→ Problem details
Repeat the data verbatim, images excluded.

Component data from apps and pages
□ □ □

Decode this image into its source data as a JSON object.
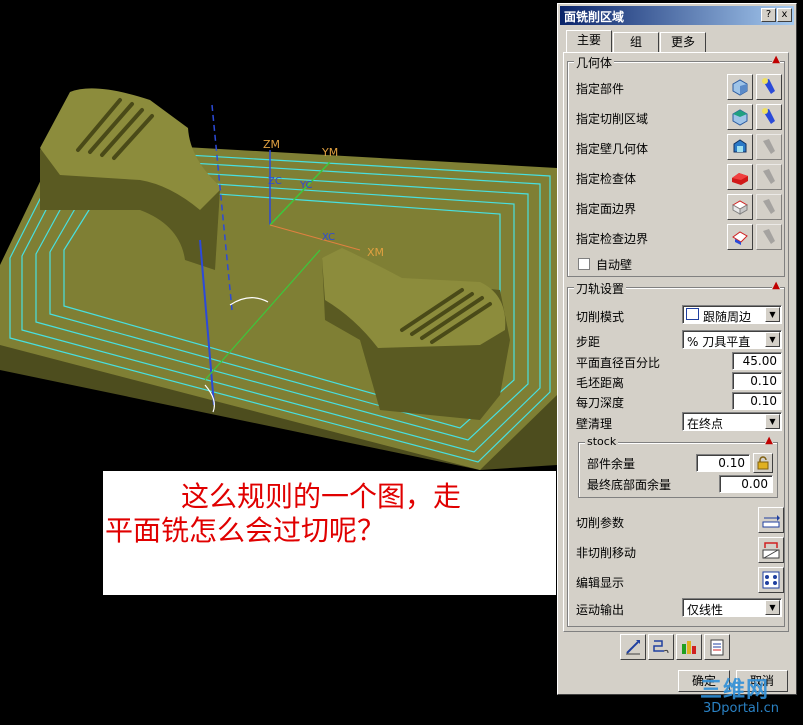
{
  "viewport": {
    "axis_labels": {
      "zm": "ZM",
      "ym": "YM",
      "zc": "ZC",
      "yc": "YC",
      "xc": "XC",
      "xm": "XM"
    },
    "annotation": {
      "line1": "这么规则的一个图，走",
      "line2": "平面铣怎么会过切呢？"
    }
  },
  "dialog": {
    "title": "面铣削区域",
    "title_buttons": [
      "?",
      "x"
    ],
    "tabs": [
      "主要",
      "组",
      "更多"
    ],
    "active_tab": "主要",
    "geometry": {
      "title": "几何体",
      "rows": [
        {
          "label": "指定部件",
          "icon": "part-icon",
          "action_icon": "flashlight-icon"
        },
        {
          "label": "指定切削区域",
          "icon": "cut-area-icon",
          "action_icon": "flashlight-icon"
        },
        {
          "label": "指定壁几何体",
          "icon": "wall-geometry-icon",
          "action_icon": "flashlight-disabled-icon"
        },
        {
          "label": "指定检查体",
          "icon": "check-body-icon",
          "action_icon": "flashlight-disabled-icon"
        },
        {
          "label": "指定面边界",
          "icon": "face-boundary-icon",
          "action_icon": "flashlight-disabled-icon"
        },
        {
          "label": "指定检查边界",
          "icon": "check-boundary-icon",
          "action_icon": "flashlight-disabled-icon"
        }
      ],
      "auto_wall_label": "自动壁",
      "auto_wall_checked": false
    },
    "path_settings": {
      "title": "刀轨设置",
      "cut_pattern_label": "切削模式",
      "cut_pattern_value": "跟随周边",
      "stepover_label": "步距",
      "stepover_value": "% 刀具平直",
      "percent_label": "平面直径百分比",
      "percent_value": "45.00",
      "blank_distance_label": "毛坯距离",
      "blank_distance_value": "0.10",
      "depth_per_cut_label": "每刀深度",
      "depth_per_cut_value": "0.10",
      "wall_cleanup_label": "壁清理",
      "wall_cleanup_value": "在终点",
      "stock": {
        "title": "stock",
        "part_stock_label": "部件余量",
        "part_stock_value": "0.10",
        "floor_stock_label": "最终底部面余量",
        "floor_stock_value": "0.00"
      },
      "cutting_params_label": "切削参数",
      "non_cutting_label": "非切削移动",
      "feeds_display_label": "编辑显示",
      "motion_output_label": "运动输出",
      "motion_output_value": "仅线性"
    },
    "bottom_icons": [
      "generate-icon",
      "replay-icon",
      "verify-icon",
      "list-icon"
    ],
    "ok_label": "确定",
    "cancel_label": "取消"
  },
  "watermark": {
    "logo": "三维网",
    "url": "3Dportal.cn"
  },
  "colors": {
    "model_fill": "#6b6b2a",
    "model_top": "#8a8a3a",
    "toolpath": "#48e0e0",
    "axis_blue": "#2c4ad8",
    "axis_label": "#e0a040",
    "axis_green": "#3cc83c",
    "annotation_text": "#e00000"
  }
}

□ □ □

→ Task response
Decode this image into its source data as a JSON object.
{
  "viewport": {
    "axis_labels": {
      "zm": "ZM",
      "ym": "YM",
      "zc": "ZC",
      "yc": "YC",
      "xc": "XC",
      "xm": "XM"
    },
    "annotation": {
      "line1": "这么规则的一个图，走",
      "line2": "平面铣怎么会过切呢？"
    }
  },
  "dialog": {
    "title": "面铣削区域",
    "title_buttons": [
      "?",
      "x"
    ],
    "tabs": [
      "主要",
      "组",
      "更多"
    ],
    "active_tab": "主要",
    "geometry": {
      "title": "几何体",
      "rows": [
        {
          "label": "指定部件",
          "icon": "part-icon",
          "action_icon": "flashlight-icon"
        },
        {
          "label": "指定切削区域",
          "icon": "cut-area-icon",
          "action_icon": "flashlight-icon"
        },
        {
          "label": "指定壁几何体",
          "icon": "wall-geometry-icon",
          "action_icon": "flashlight-disabled-icon"
        },
        {
          "label": "指定检查体",
          "icon": "check-body-icon",
          "action_icon": "flashlight-disabled-icon"
        },
        {
          "label": "指定面边界",
          "icon": "face-boundary-icon",
          "action_icon": "flashlight-disabled-icon"
        },
        {
          "label": "指定检查边界",
          "icon": "check-boundary-icon",
          "action_icon": "flashlight-disabled-icon"
        }
      ],
      "auto_wall_label": "自动壁",
      "auto_wall_checked": false
    },
    "path_settings": {
      "title": "刀轨设置",
      "cut_pattern_label": "切削模式",
      "cut_pattern_value": "跟随周边",
      "stepover_label": "步距",
      "stepover_value": "% 刀具平直",
      "percent_label": "平面直径百分比",
      "percent_value": "45.00",
      "blank_distance_label": "毛坯距离",
      "blank_distance_value": "0.10",
      "depth_per_cut_label": "每刀深度",
      "depth_per_cut_value": "0.10",
      "wall_cleanup_label": "壁清理",
      "wall_cleanup_value": "在终点",
      "stock": {
        "title": "stock",
        "part_stock_label": "部件余量",
        "part_stock_value": "0.10",
        "floor_stock_label": "最终底部面余量",
        "floor_stock_value": "0.00"
      },
      "cutting_params_label": "切削参数",
      "non_cutting_label": "非切削移动",
      "feeds_display_label": "编辑显示",
      "motion_output_label": "运动输出",
      "motion_output_value": "仅线性"
    },
    "bottom_icons": [
      "generate-icon",
      "replay-icon",
      "verify-icon",
      "list-icon"
    ],
    "ok_label": "确定",
    "cancel_label": "取消"
  },
  "watermark": {
    "logo": "三维网",
    "url": "3Dportal.cn"
  },
  "colors": {
    "model_fill": "#6b6b2a",
    "model_top": "#8a8a3a",
    "toolpath": "#48e0e0",
    "axis_blue": "#2c4ad8",
    "axis_label": "#e0a040",
    "axis_green": "#3cc83c",
    "annotation_text": "#e00000"
  }
}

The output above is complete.